Classification is the brain fuel that powers behavior. People often prefer to call it by more grandiose names—identification, judgment, prejudice, conclusion—but whatever the analog, human brains rarely take a conscious step without first employing it.
Unsurprisingly, such a deep-seated mental operation has proven difficult to pass down to inventions, like A.I. and self-driving cars, for instance. A machine’s worldview—its contextual frame of reference—is so difficult to build out to human scale that we find them classifying pedestrians as bicycles and advertisements as pedestrians. Perhaps practical A.I. isn’t ready for the real world after all.
Or perhaps the real world is not as easily classified as we’d like to believe.
Consider the example of a curbside advertisement and ask a relatively simple question: Is this a pedestrian?
An algorithm without a strong worldview may indeed ignore the context and classify this as a pedestrian when it is clearly just a print advertisement of a pedestrian. Except, it isn’t.
It’s an image of an advertisement of a pedestrian, and by no means is that a matter of semantics. What we see in our web browsers is a contextual frame, and anything occurring outside that frame is beyond our own worldview, which can lead to gross misclassification. What we’d confidently classify here as a photograph of an outdoor advertisement is a forgery that only exists on-screen. An algorithm would’ve known better, based on the pixels alone.
The distinction between humans and machines is not that we’re better at classifying but that we’re more interested in being confident than accurate.
The distinction between humans and machines is not that we’re better at classifying but that we’re more interested in being confident than accurate. The approach creates its fair share of traffic collisions, specifically in scenarios where pedestrians appear out of context. To that extent, it could be argued that human drivers would struggle to complete a single trip if held to the same unreasonable performance standards we shoulder A.I. with.
Such misguided prioritization bodes poorly for us as the world becomes increasingly digital, and at some point, we may find ourselves relying on A.I. to distinguish reality from fabrication.
Certainly, one could dismiss the impact of having a limited digital worldview as it seems trivial to learn that half our species misclassified the color of a dress and refused to acknowledge it. But the contextual barrier of our screens has also played a role in choosing world leaders as we have aligned ourselves with ideas generated by bots and manipulative agents masquerading as authoritative news sources and fellow citizens. Yet, like the dress, many of us prefer to maintain confidence over accuracy, even in the face of contrary evidence.

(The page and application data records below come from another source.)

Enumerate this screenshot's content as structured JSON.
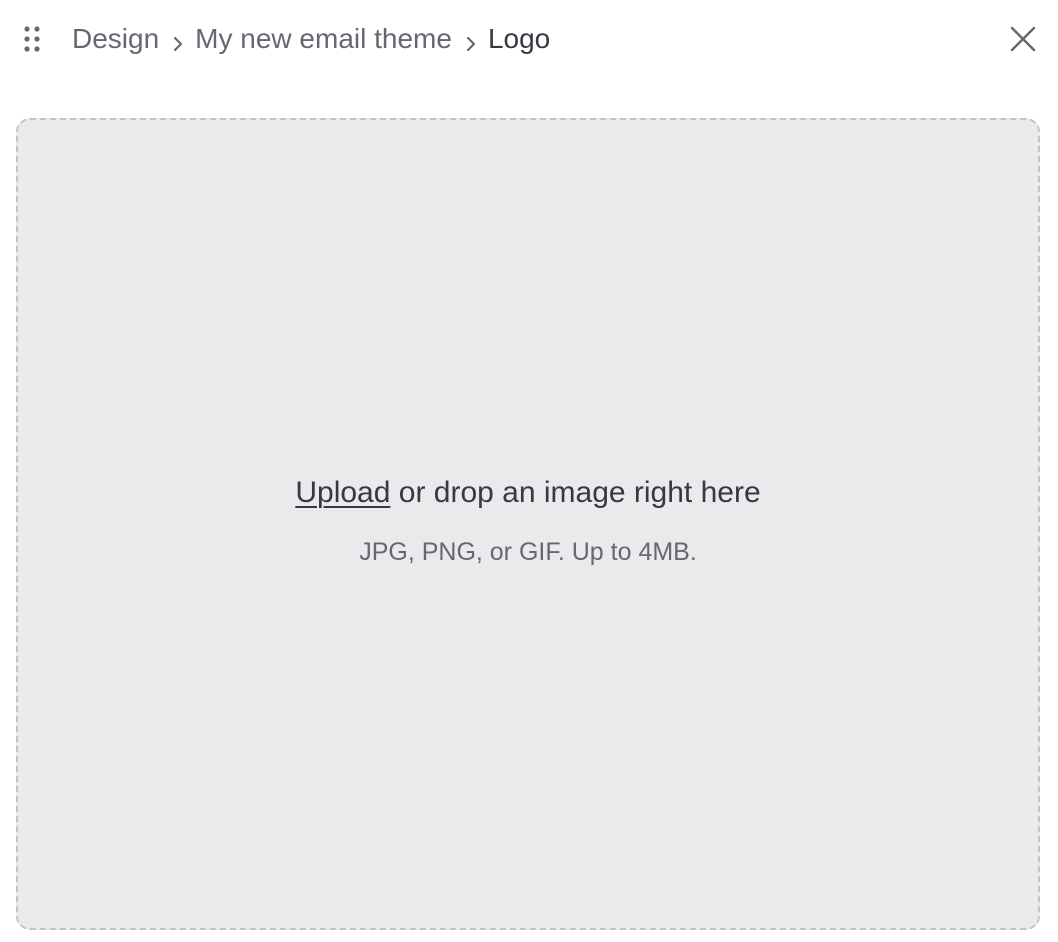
{
  "header": {
    "breadcrumb": [
      {
        "label": "Design"
      },
      {
        "label": "My new email theme"
      },
      {
        "label": "Logo"
      }
    ],
    "drag_icon": "drag-handle-icon",
    "close_icon": "close-icon"
  },
  "dropzone": {
    "upload_label": "Upload",
    "drop_text": " or drop an image right here",
    "hint": "JPG, PNG, or GIF. Up to 4MB."
  },
  "colors": {
    "text_primary": "#3d3540",
    "text_secondary": "#6b6570",
    "dropzone_bg": "#eaeaec",
    "dropzone_border": "#c4c2c7"
  }
}
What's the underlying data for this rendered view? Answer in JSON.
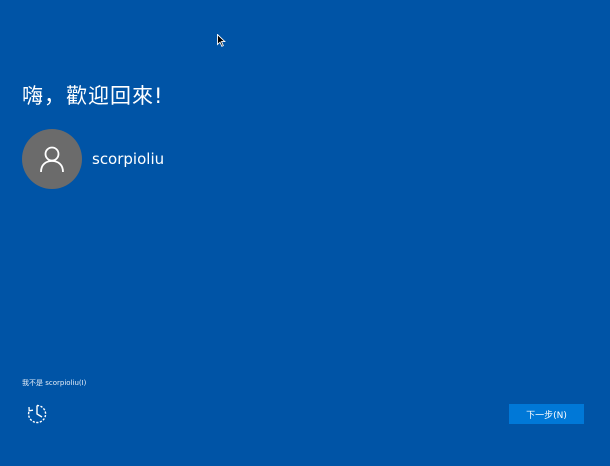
{
  "greeting": "嗨，歡迎回來!",
  "account": {
    "username": "scorpioliu",
    "avatar_icon": "user-person-icon"
  },
  "not_me_link": "我不是 scorpioliu(I)",
  "ease_of_access_icon": "ease-of-access-icon",
  "next_button": "下一步(N)",
  "colors": {
    "background": "#0054a6",
    "button": "#0078d7",
    "avatar": "#6b6b6b"
  }
}
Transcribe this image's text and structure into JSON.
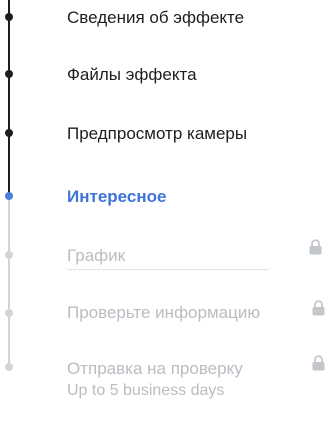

Perhaps we should reconsider A.I.’s struggles in the broader, healthier context that classification is hard and humans have only mastered it by cutting corners and ignoring the consequences. Given the chance to rewire a brain, we might do well to curb the hubris.
Source : medium.com